First, just put the broth in the pot, and let it get nice and hot, so it is just barely simmering, not really bubbling. Sit and chat, drink some beer, and notice the broth becoming fragrant.

Kimuchi Nabe

Toss in the green onion and the kimchi, let it sit for a few minutes, and then taste it to make sure there is the right amount of spice.

Kimuchi Nabe

We ended up adding probably 1/2 lb or so of our own kimchi. Results will vary depending on how spicy the kimchi you have is, and how spicy you like things.

Kimuchi Nabe

Let that simmer for a little bit, drink some more beer, and note how the smell changes. By the time you are done with this dish, your whole house will smell like delicious food. Next, stick some of the thinly sliced pork into the hot broth – if it is thin enough, it will cook almost immediately. Pile tofu and mushrooms on top, and then put the lid on and let it steam for a while.

Kimuchi Nabe Kimuchi Nabe

Once the mushrooms are soft, everyone dishes up into their bowl – mostly the solid items, leaving most of the broth in the pot.

Kimuchi Nabe

Add the rest of the pork, mushrooms and tofu on top of the pot, put the lid on, and again let it simmer while you’re eating what you just removed from the pot.

Kimuchi Nabe 

You will notice the smells continue to change, and we noticed that the second batch of things we pulled out of the pot tasted notably different than the first – the flavors continue to develop, to deepen, and to even get better than they were the first time.

Finally, finish the broth with some delicious noodles, or dried, baked mochi squares, which puff up and get crunchy in the oven. All that delicious, rich broth gives so much flavor to the noodles or mochi, and it’s the perfect way to finish off the meal.

Japanese Hot Pot

So, give it a try. Make your meals a chance to spend time with people you enjoy. Cook with them, chat with them, and enjoy the entire process. Share the whole experience of preparing, cooking, and eating something really delicious. I can hardly imagine that you will regret it.

Japanese Hot Pot

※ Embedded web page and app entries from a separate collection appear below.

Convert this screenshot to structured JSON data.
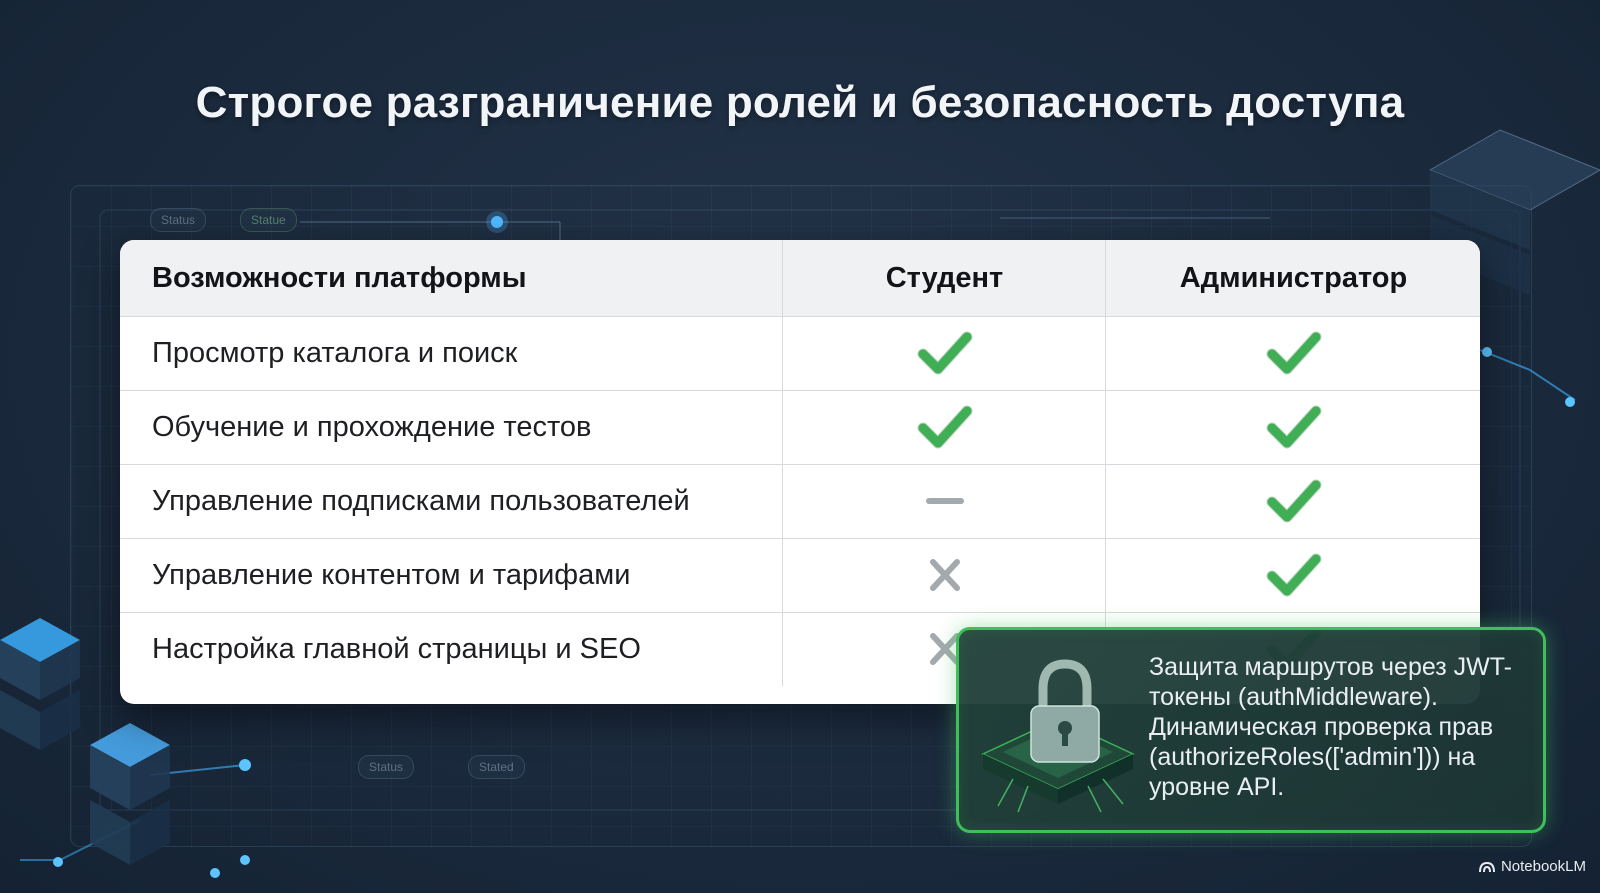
{
  "slide": {
    "title": "Строгое разграничение ролей и безопасность доступа"
  },
  "background_chips": [
    "Status",
    "Statue",
    "Status",
    "Stated"
  ],
  "table": {
    "headers": [
      "Возможности платформы",
      "Студент",
      "Администратор"
    ],
    "rows": [
      {
        "feature": "Просмотр каталога и поиск",
        "student": "check",
        "admin": "check"
      },
      {
        "feature": "Обучение и прохождение тестов",
        "student": "check",
        "admin": "check"
      },
      {
        "feature": "Управление подписками пользователей",
        "student": "dash",
        "admin": "check"
      },
      {
        "feature": "Управление контентом и тарифами",
        "student": "cross",
        "admin": "check"
      },
      {
        "feature": "Настройка главной страницы и SEO",
        "student": "cross",
        "admin": "check"
      }
    ]
  },
  "callout": {
    "text": "Защита маршрутов через JWT-токены (authMiddleware). Динамическая проверка прав (authorizeRoles(['admin'])) на уровне API.",
    "icon": "padlock-icon"
  },
  "brand": {
    "label": "NotebookLM"
  },
  "colors": {
    "check": "#3fae54",
    "cross": "#a4a9ae",
    "dash": "#a4a9ae",
    "callout_border": "#3fbe5a"
  }
}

We just checked out the book Japanese Hot Pots by Tadashi Ono and Harris Salat from the library, and today we decided on a whim to stop by the Japanese market after I left work and get some food to try one. We didn’t follow a single specific recipe from the book, but combined elements of a few based on ingredients we had on hand and what sounded good, but we primarily based it on the Kimichi & Pork Hot Pot recipe. It turned out absolutely delicious, was a very filling meal, and we have leftovers, and plenty of ingredients to make it once or twice more. Here is the approximate recipe we used, which should make enough for 3-4 people.

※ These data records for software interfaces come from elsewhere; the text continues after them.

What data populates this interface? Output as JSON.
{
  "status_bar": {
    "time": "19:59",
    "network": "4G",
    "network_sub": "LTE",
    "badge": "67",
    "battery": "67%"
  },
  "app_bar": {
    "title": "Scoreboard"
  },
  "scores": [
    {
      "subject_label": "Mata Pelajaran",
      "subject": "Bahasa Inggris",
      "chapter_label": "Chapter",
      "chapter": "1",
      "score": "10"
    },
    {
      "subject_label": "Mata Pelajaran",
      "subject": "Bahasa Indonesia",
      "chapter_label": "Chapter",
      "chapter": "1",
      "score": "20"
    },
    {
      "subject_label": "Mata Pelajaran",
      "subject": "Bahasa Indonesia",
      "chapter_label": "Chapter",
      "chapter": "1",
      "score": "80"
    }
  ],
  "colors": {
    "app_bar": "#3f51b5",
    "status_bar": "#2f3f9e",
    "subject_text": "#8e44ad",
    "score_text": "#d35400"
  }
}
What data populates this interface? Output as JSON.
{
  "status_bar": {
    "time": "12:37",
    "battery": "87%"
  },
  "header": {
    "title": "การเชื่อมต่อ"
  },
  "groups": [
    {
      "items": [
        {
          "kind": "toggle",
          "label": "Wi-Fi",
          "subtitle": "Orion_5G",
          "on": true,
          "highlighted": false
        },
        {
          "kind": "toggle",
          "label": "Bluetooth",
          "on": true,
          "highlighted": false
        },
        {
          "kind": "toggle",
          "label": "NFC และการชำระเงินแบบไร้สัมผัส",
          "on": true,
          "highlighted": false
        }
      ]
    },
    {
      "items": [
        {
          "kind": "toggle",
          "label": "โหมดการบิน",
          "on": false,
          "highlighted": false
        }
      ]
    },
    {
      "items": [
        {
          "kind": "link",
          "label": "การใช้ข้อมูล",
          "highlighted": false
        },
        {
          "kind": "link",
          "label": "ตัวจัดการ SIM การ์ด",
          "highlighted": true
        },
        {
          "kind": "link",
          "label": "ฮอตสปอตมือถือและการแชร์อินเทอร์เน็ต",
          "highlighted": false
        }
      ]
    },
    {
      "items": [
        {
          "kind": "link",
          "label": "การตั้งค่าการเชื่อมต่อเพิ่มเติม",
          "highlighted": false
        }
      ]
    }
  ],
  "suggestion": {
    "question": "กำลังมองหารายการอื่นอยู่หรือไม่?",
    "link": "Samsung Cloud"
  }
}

Ingredients

  • 4 cups Dashi Stock
  • 2 tablespoons shiro miso paste
  • 1 tablespoon soy sauce
  • 1/2 cup mirin
  • 1/2 lb (225 grams) very thinly sliced pork
  • 1 lb napa cabbage kimchi
  • About 1/2 lb (225 grams) age tofu, cut into 6 pieces
  • Shiitake, oyster, and enoki mushrooms
  • 2 green onions, chopped
  • 1 bunch of mizuna, chopped into large pieces
  • 1 large or 2 smaller cloves of garlic, minced
  • 2 tablespoons sesame oil
  • 1 package fresh ramen noodles per person

Directions

  1. In a large mixing bowl, mix together the dashi stock, soy sauce, mirin and miso paste. Whisk together so the miso paste dissolves in the liquid.
  2. In a large pot over medium heat, heat up the sesame oil, and cook the thinly sliced pork until nearly done.
  3. Add the kimchi and it’s liquid and the garlic, and cook until garlic softens.
  4. Add the stock mixture.
  5. Increase heat and bring the pot to a boil.
  6. Decrease the heat to medium, cover the pot and let simmer for 10 minutes.
  7. Randomly pile the tofu, mushrooms, green onions, and mizuna on top of the other ingredients, cover pot, and simmer for another 5 minutes.
  8. Ladle out the ingredients into small bowls, and cover with broth. Sprinkle sesame seeds on top as a garnish.
  9. Once you finish eating the ingredients in the broth, pour broth back into a pot, heat up to a simmer, and cook the ramen noodles in the broth. Divide the noodles between bowls, and then ladle the broth over them.

Japanese Hot Pot

Japanese Hot Pot

Japanese Hot Pot

More Japanese Hot Pot

More Japanese Hot Pot

More Japanese Hot Pot

Japanese Hot Pot

Japanese Hot Pot

Japanese Hot Pot